The True Danger of Phones by the Swimming PoolMay 27, 2019
We live in a world that’s completely inundated with screens. We spend our work days staring into desktops and laptops. We unwind in front of the TV in the evenings.
But of all the screens vying for our attention every day, none is better at seducing us than the one sitting in our pockets: the smartphone. Some studies put the average time Americans spend interacting with their phone at just over 3 hours a day!
Of all the dangerous ways a person can multitask, one of the worst is using their phone at the pool. This habit can have disastrous consequences for you, your pets, your loved ones, and even that technological marvel in your palm. Swimming safety is no joke!
While water damage to your phone can be an irritating (and expensive problem), but it’s hardly the biggest issue with bringing your phone to the pool.
It’s Always a Distraction
All that time we spend on our phone reading the news or playing Candy Crush is time we’re not watching our kids. And if that happens when the little ones are swimming, that can be incredibly dangerous.
Our phones seem to always be a massive distraction for us — even when they’re turned off. A study in 2014 in which 50 college students were asked to perform various motor tasks with or without their phones in view, found that people performed much worse with their phones visible on the table. According to the researchers, just seeing the phone reminded subjects of all the things they could be doing with it — texting friends, watching videos, etc. — and they became too distracted to perform simple tasks.
The results of the study indicate just how dangerous having our phones at the pool can be. Whether we’re hosting a pool party for family and friends or just having a private dip with the family, it is critically important that any young children are supervised. If we’re engrossed in our phones (or even thinking about what might be on our phones), our ability to protect loved ones is severely diminished.
Dealing with Phones at the Pool
Bringing your phone to the pool may seem harmless at first blush. However, it’s easy to see how this little distraction can be incredibly dangerous — and have devastating consequences. In 2017, 163 children under 15 accidentally drowned in a swimming pool, and 112 of the victims were under the age of 5. Every one of these tragedies is utterly heartbreaking, and at All-Safe we are determined to keep families safe with safety tools and smart pool rules. As far as we’re concerned, keeping your phone away from the water is rule number one!
We know what you’re thinking: “I want to keep a weather eye on my kids, but I have to have my phone for emergencies. What am I supposed to do?” This mindset is totally understandable; cell phones have completely changed the way we look at the world, and many of us feel that it’s necessary to always be reachable in an emergency. However, it is possible to keep in touch with the world and keep your phone away from the pool.

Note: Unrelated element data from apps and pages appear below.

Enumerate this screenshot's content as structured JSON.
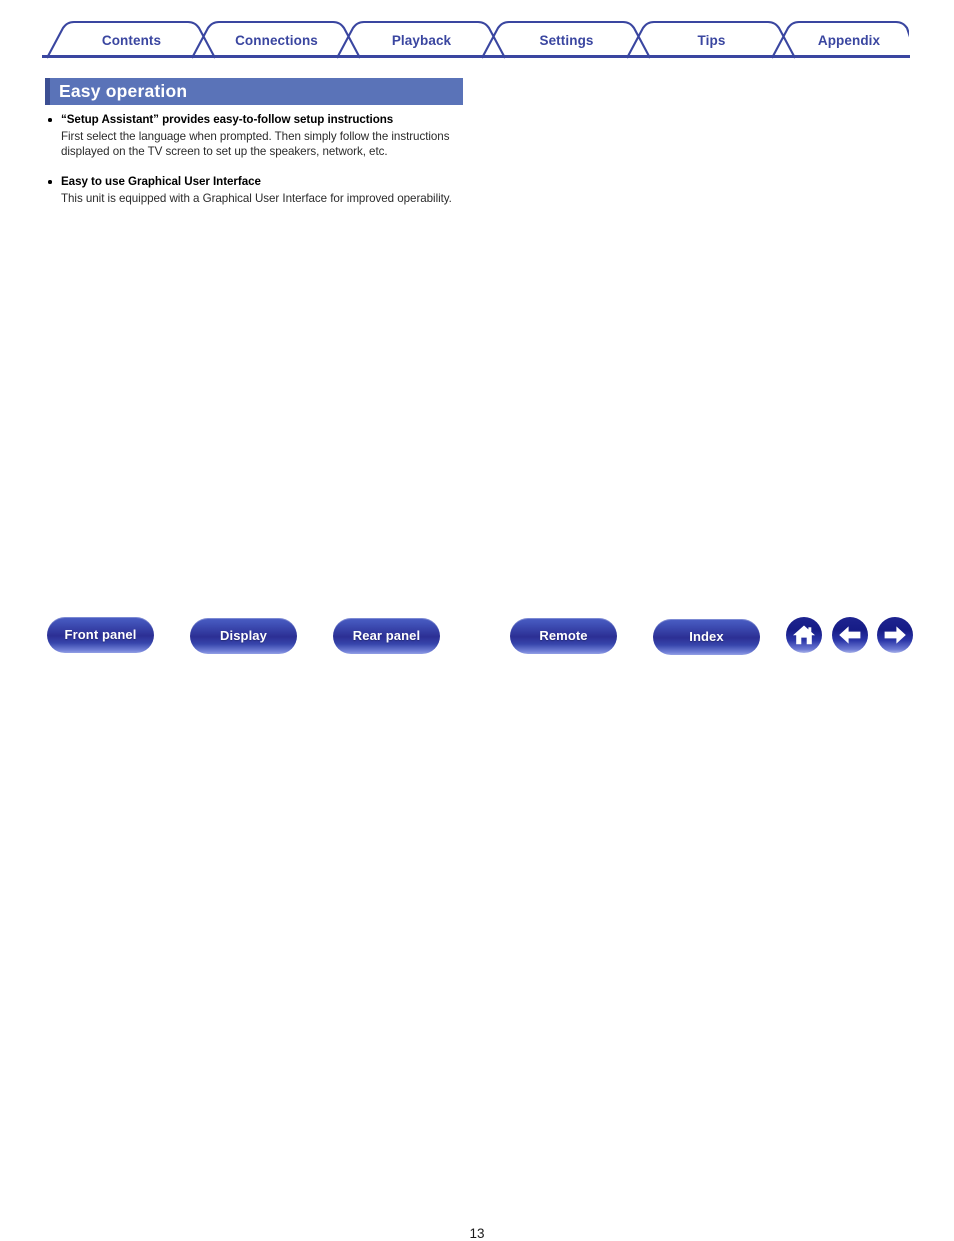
{
  "nav": {
    "tabs": [
      {
        "label": "Contents"
      },
      {
        "label": "Connections"
      },
      {
        "label": "Playback"
      },
      {
        "label": "Settings"
      },
      {
        "label": "Tips"
      },
      {
        "label": "Appendix"
      }
    ]
  },
  "page": {
    "title": "Easy operation",
    "number": "13"
  },
  "sections": [
    {
      "heading": "“Setup Assistant” provides easy-to-follow setup instructions",
      "body": "First select the language when prompted. Then simply follow the instructions displayed on the TV screen to set up the speakers, network, etc."
    },
    {
      "heading": "Easy to use Graphical User Interface",
      "body": "This unit is equipped with a Graphical User Interface for improved operability."
    }
  ],
  "footer": {
    "buttons": [
      {
        "label": "Front panel"
      },
      {
        "label": "Display"
      },
      {
        "label": "Rear panel"
      },
      {
        "label": "Remote"
      },
      {
        "label": "Index"
      }
    ],
    "icons": [
      {
        "name": "home-icon"
      },
      {
        "name": "back-arrow-icon"
      },
      {
        "name": "forward-arrow-icon"
      }
    ]
  },
  "colors": {
    "tab_blue": "#3a46a0",
    "title_bg": "#5a73b8",
    "title_accent": "#3c4f93",
    "button_blue": "#2c2f94"
  }
}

Instead of keeping your phone on your person, simply leave it outside the pool area. Turn up the ringer (so you’ll hear it in an emergency), and place it somewhere in the yard — just make sure it’s not in your sightline. If you have a pool safety fence surrounding your swimming area, leave the phone on the other side. This will keep you from getting distracted and protect it from any rogue splashes!

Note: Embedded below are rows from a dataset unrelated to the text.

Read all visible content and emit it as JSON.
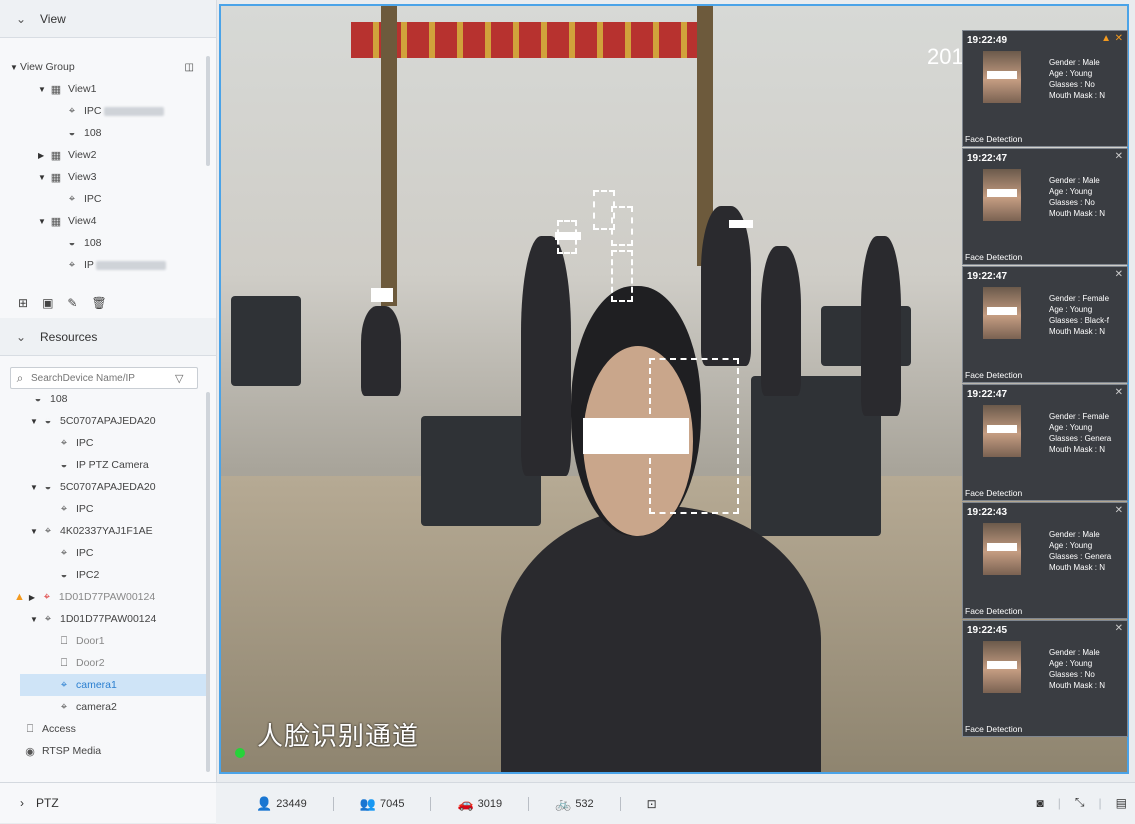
{
  "left": {
    "view_section": {
      "title": "View"
    },
    "view_tree": [
      {
        "label": "View Group",
        "type": "group"
      },
      {
        "label": "View1",
        "type": "view"
      },
      {
        "label": "IPC",
        "type": "camera",
        "blurred": true
      },
      {
        "label": "108",
        "type": "dome"
      },
      {
        "label": "View2",
        "type": "view"
      },
      {
        "label": "View3",
        "type": "view"
      },
      {
        "label": "IPC",
        "type": "camera"
      },
      {
        "label": "View4",
        "type": "view"
      },
      {
        "label": "108",
        "type": "dome"
      },
      {
        "label": "IP",
        "type": "camera",
        "blurred": true
      }
    ],
    "resources_section": {
      "title": "Resources"
    },
    "search": {
      "placeholder": "SearchDevice Name/IP"
    },
    "resource_tree": [
      {
        "label": "108"
      },
      {
        "label": "5C0707APAJEDA20"
      },
      {
        "label": "IPC"
      },
      {
        "label": "IP PTZ Camera"
      },
      {
        "label": "5C0707APAJEDA20"
      },
      {
        "label": "IPC"
      },
      {
        "label": "4K02337YAJ1F1AE"
      },
      {
        "label": "IPC"
      },
      {
        "label": "IPC2"
      },
      {
        "label": "1D01D77PAW00124"
      },
      {
        "label": "1D01D77PAW00124"
      },
      {
        "label": "Door1"
      },
      {
        "label": "Door2"
      },
      {
        "label": "camera1"
      },
      {
        "label": "camera2"
      },
      {
        "label": "Access"
      },
      {
        "label": "RTSP Media"
      }
    ],
    "ptz": {
      "title": "PTZ"
    }
  },
  "video": {
    "overlay_text": "人脸识别通道",
    "timestamp": "201"
  },
  "faces": [
    {
      "time": "19:22:49",
      "gender": "Gender : Male",
      "age": "Age : Young",
      "glasses": "Glasses : No",
      "mask": "Mouth Mask : N",
      "label": "Face Detection"
    },
    {
      "time": "19:22:47",
      "gender": "Gender : Male",
      "age": "Age : Young",
      "glasses": "Glasses : No",
      "mask": "Mouth Mask : N",
      "label": "Face Detection"
    },
    {
      "time": "19:22:47",
      "gender": "Gender : Female",
      "age": "Age : Young",
      "glasses": "Glasses : Black-f",
      "mask": "Mouth Mask : N",
      "label": "Face Detection"
    },
    {
      "time": "19:22:47",
      "gender": "Gender : Female",
      "age": "Age : Young",
      "glasses": "Glasses : Genera",
      "mask": "Mouth Mask : N",
      "label": "Face Detection"
    },
    {
      "time": "19:22:43",
      "gender": "Gender : Male",
      "age": "Age : Young",
      "glasses": "Glasses : Genera",
      "mask": "Mouth Mask : N",
      "label": "Face Detection"
    },
    {
      "time": "19:22:45",
      "gender": "Gender : Male",
      "age": "Age : Young",
      "glasses": "Glasses : No",
      "mask": "Mouth Mask : N",
      "label": "Face Detection"
    }
  ],
  "stats": {
    "people": "23449",
    "crowd": "7045",
    "vehicles": "3019",
    "bikes": "532"
  },
  "colors": {
    "accent": "#4aa3e8",
    "selected": "#2b7fd0",
    "warning": "#f39a1f"
  }
}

If your phone does ring while you’re at the pool, make sure another adult is there to watch the kids before you go answer it. Adult supervision is absolutely essential at the swimming pool, and it becomes even more important when young swimmers are present. Never, NEVER leave children to swim without a lifeguard. No emergency is big enough to warrant leaving a kid unattended.

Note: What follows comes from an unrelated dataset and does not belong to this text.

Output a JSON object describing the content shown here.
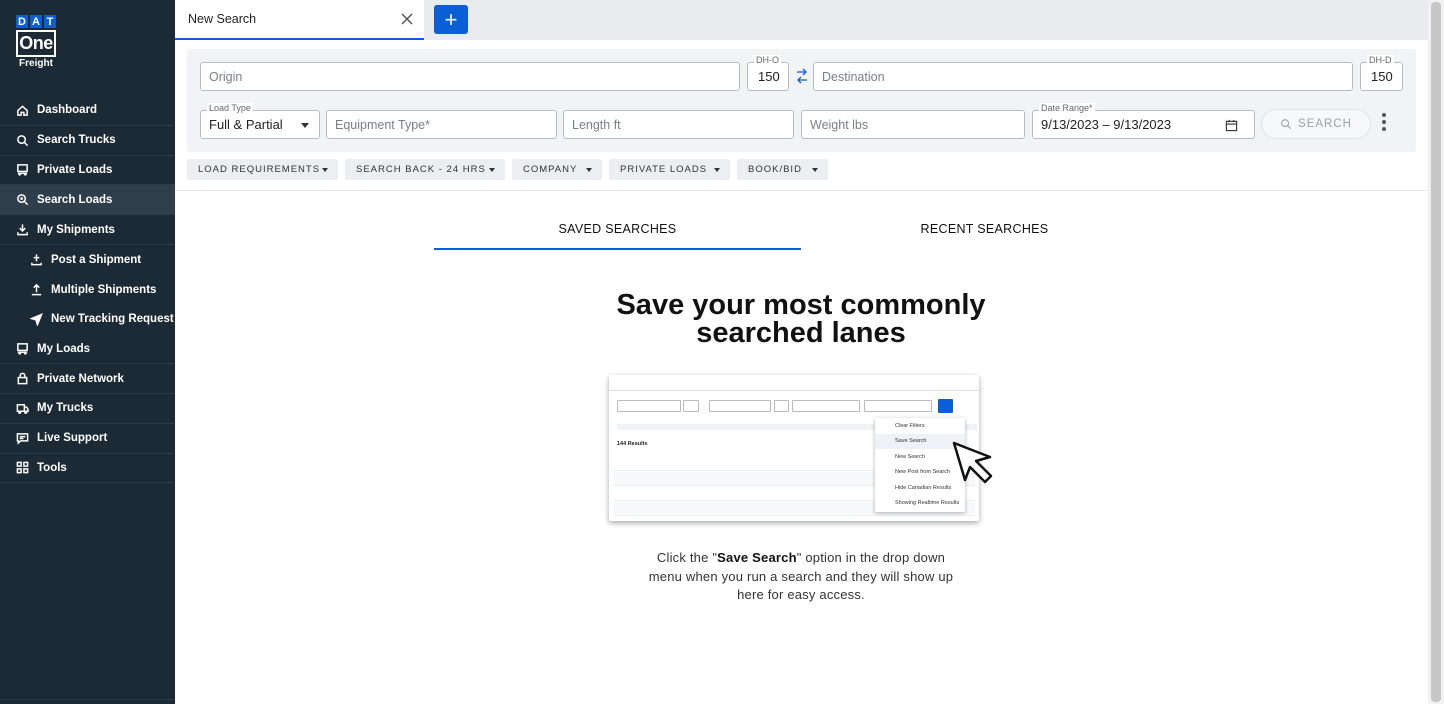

Comprehensive Pool Safety
For questions about how to improve the safety of your pool, you can always reach out to All Safe. We specialize in pool safety fences, nets, and covers as an important step to keeping your kids safe. Contact your local dealer for a free on-site consultation and quote.